The girls also allegedly assaulted a police officer during the incident in Hemsworth last month.

Officers from the South Kirkby neighbourhood police team and health officials have now issued a warning to parents who supply booze to under 18s.

Insp Jackie Turton, from the NPT, said: “We have conducted 16 test purchase operations at off licences and not one sold alcohol to underage children. So they must be getting it off their parents.”

Dr Andrew Furber, NHS Wakefield District’s director of public health, said: “Excessive drinking can lead to disastrous health and social consequences for young people and their families.

“If you drink to excess it immediately makes you more vulnerable and prone to risky behaviour.

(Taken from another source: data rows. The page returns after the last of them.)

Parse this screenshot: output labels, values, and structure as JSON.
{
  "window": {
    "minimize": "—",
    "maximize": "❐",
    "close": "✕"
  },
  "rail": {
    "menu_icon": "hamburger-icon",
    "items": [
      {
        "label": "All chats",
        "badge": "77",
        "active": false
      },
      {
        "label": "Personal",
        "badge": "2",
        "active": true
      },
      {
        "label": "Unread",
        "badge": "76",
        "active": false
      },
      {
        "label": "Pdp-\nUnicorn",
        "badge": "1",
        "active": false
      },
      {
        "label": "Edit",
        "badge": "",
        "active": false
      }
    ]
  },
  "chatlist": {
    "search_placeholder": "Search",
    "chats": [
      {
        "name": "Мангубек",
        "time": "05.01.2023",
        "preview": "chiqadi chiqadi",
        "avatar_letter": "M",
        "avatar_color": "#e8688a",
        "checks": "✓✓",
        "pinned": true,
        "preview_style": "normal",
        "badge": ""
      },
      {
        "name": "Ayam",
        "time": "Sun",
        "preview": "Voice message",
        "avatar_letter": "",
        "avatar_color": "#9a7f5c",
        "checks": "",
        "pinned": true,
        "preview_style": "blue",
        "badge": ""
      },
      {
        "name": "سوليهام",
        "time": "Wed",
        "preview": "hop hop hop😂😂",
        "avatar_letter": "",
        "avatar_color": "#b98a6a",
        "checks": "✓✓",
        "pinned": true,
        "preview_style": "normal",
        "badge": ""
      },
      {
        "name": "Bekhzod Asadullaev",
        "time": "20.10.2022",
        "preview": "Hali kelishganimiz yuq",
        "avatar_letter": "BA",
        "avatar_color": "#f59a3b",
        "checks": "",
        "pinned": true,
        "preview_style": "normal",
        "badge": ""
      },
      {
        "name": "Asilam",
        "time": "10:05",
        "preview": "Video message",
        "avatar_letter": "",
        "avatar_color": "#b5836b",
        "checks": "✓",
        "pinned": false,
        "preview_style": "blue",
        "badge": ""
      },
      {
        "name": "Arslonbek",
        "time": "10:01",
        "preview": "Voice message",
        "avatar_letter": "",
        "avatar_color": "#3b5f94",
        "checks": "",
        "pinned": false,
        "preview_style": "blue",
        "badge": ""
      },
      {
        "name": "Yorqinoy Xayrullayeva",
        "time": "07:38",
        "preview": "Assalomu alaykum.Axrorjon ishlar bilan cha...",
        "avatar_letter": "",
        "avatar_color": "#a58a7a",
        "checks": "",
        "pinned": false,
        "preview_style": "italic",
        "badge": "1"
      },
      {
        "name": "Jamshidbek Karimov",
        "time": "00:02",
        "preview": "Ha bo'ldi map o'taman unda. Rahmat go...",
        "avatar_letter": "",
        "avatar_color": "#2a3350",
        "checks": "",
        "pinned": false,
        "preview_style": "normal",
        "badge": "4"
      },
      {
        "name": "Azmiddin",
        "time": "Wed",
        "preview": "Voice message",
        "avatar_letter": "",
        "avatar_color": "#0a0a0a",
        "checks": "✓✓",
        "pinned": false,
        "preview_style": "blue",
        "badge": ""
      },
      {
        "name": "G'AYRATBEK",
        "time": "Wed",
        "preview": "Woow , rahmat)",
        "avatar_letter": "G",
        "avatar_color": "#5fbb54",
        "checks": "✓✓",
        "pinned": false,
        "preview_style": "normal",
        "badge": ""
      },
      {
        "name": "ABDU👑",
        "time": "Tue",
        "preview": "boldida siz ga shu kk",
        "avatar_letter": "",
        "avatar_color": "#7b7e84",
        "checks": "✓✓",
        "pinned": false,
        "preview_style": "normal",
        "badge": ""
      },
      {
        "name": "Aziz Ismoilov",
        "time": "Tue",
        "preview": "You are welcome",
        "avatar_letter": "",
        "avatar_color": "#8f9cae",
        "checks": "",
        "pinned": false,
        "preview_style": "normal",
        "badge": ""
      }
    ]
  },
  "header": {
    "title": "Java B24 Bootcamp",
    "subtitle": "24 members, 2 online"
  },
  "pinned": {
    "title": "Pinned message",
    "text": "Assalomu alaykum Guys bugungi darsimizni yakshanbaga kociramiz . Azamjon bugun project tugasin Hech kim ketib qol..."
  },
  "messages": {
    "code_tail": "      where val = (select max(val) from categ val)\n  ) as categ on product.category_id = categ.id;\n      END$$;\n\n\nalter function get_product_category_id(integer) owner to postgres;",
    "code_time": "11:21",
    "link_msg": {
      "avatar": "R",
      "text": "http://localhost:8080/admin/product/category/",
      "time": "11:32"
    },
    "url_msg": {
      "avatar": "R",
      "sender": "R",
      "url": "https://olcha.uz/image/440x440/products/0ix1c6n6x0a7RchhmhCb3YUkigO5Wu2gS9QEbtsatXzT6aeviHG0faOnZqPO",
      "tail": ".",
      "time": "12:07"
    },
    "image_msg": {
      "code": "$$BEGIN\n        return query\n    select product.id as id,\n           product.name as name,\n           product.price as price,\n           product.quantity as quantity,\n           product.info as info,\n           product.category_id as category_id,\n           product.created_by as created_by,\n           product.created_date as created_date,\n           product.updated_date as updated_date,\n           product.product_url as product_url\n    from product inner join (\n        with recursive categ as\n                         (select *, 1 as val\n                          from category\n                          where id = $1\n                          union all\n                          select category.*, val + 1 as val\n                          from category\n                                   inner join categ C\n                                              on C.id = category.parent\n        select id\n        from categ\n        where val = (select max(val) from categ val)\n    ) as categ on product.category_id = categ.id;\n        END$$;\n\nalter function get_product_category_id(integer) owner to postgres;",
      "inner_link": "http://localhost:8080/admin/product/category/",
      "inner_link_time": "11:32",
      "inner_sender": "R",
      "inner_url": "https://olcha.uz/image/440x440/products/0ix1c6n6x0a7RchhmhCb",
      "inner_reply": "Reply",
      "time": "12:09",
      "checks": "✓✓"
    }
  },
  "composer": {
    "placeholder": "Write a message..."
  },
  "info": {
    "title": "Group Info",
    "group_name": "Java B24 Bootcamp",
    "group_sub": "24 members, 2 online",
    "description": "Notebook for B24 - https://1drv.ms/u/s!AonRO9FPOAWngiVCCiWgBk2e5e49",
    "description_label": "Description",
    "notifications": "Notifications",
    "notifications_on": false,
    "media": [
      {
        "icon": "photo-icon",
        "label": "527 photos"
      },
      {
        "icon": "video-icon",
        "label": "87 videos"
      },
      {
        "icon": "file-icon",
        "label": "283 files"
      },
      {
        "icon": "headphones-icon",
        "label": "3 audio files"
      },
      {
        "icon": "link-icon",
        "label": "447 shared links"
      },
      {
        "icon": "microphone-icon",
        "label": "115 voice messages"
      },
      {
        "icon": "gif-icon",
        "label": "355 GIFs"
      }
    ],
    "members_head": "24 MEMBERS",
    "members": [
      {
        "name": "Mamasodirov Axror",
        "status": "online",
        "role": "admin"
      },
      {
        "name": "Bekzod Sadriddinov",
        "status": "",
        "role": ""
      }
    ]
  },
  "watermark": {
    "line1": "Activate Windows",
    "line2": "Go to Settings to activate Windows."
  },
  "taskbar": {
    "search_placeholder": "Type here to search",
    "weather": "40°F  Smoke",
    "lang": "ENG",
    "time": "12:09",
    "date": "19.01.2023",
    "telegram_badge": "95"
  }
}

So if you are a parent buying booze for you son or daughter you are putting them at risk of crime, violence and sexual exploitation and long term binge drinking will seriously damage their health.

“We don’t want to see that happening and that’s why we are working hard to tackle these issues. However, there’s a lot that the community as a whole can do to make a difference too. If you are a parent or carer we’d ask you think about your own drinking habits and what impact that might be having on your children and not to buy alcohol for under 18s.

“The younger generation today are increasingly copying the worrying patterns of drinking they see amongst their peers and adults.”

Health problems linked with alcohol use - particularly during childhood - include cancer of the mouth, throat, oesophagus or larynx, breast cancer in women, heart disease or an irregular heartbeat - which can lead to a heart attack - high blood pressure, stroke, liver damage such as cirrhosis and liver cancer, depression, memory loss and dementia.

Medical evidence also shows that drinking too much alcohol can harm brain development in young people.

Alcohol can also lead you to behave in an unacceptable or risky manner, such as carrying out acts of crime or anti-social behaviour, having unprotected sex or taking illegal drugs.

Young people who are concerned with how much they are drinking should call Rebound, the Young People’s Specialist Substance Misuse Service, on 01977 599912.

Anyone with information about people buying alcohol for or selling to underage drinkers should call police on 0845 6060606 or Crimestoppers, anonymously, on 0800 555111.